Co-authored by Michelle Flenniken, assistant professor in the Department of Plant Sciences and Plant Pathology in MSU’s College of Agriculture, and two MSU graduate students, the article, "The buzz about honey bee viruses," was published Aug. 18 in the journal PLoS Pathogens, which publishes “outstanding original research and commentary that significantly advances the understanding of pathogens and how they interact with their host organisms,” according to the journal website.

Successful Farming reports: 

Agriculture Secretary Tom Vilsack hosted a roundtable of young and beginning farmers at Iowa State University on August 17. As the men and women shared their stories and concerns, several themes stuck out. Here are seven of the biggest challenges facing young and beginning farmers. 

1. Land is not available. 

All the young and beginning farmers expressed frustration with not being able to afford land - if you can even find it for sale. 

"Land accessibility is a challenge, and it's not getting easier," said Vilsack. "It's extra difficult for young and beginning farmers to have access to land. Renting is one thing, but buying is another. You would have to hit the lottery if you wanted to do that." 

Many beginning farmers start with livestock, and finding access to pasture is a problem since a lot of it was ripped up to plant corn during the most recent boom years. 

WASHINGTON – The 2016 Cattle Producer’s Forum, hosted by the United States Cattlemen’s Association (USCA) and in partnership with the Intertribal Agriculture Council, Montana Cattlemen’s Association, Bitterroot Stockgrowers, Beartooth Stockgrowers, and the Marias River Livestock Association, will feature panels focused on the future of the U.S. cattle industry.Following the USCA Annual Meeting on Friday, September 9th, the Forum will begin at10am on Saturday, September 10th.  Producers, students, industry representatives, media and members of the general public will participate in roundtable-style discussions lead by industry professionals.

BILLINGS, Mont. – (August 15, 2016) – The 2016 Women Stepping Forward for Agriculture Conference will be held September 7 through 9 at the Big Horn Resort in Billings, Montana. The event, held annually since 2001, is one of the largest women’s agricultural conferences in the region.

The conference provides women the opportunity to learn about current events and agricultural issues, network with other women involved in agriculture, and focus on leadership development. The mission of the Women Stepping forward for Agriculture symposium is to, “empower women involved in all sectors of agriculture through education, collaboration, and networking, to ensure the success of farming and ranching across the region.” Although the conference has an agriculture theme, women from all walks of life can learn something and enjoy the content of this year’s conference.

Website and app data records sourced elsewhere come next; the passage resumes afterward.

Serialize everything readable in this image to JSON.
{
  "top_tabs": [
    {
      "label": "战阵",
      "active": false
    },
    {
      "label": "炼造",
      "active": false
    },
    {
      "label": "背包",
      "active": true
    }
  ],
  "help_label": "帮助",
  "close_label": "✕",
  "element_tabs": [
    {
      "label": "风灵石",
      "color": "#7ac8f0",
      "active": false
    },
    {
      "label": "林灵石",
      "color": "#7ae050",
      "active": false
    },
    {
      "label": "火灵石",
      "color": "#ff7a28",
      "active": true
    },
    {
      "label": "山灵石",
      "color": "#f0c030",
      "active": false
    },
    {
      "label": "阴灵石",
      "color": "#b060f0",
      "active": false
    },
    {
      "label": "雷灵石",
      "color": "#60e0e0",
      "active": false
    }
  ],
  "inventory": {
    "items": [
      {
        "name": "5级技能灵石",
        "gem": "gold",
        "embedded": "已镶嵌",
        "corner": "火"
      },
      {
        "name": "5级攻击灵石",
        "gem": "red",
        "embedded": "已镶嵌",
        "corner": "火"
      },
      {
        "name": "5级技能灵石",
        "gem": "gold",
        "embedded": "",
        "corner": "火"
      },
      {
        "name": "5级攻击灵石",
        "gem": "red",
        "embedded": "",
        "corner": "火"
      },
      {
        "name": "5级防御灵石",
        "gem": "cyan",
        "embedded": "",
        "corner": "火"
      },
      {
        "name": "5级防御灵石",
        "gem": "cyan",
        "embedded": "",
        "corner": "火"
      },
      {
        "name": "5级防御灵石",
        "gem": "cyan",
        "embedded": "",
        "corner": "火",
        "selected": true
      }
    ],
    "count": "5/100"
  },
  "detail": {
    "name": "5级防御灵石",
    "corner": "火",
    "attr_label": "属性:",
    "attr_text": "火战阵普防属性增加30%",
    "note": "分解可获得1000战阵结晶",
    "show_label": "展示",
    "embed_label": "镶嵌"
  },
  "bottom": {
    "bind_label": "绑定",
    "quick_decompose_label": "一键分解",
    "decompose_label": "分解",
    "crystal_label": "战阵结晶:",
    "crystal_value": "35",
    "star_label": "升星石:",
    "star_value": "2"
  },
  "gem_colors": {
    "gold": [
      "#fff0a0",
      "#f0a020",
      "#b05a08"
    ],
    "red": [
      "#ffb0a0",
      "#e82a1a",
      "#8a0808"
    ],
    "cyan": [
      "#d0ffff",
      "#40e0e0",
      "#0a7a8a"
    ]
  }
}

GREAT FALLS—Mark your calendar! Montana’s thirteenth annual Young Ag Leadership Conference (YALC) is set to take place September 30-October 2 at the Holiday Inn in Great Falls, MT. Young people involved and interested in agriculture, aged 18-40, are invited to attend this one-of-a-kind conference where leadership, personal development, education and networking take center stage.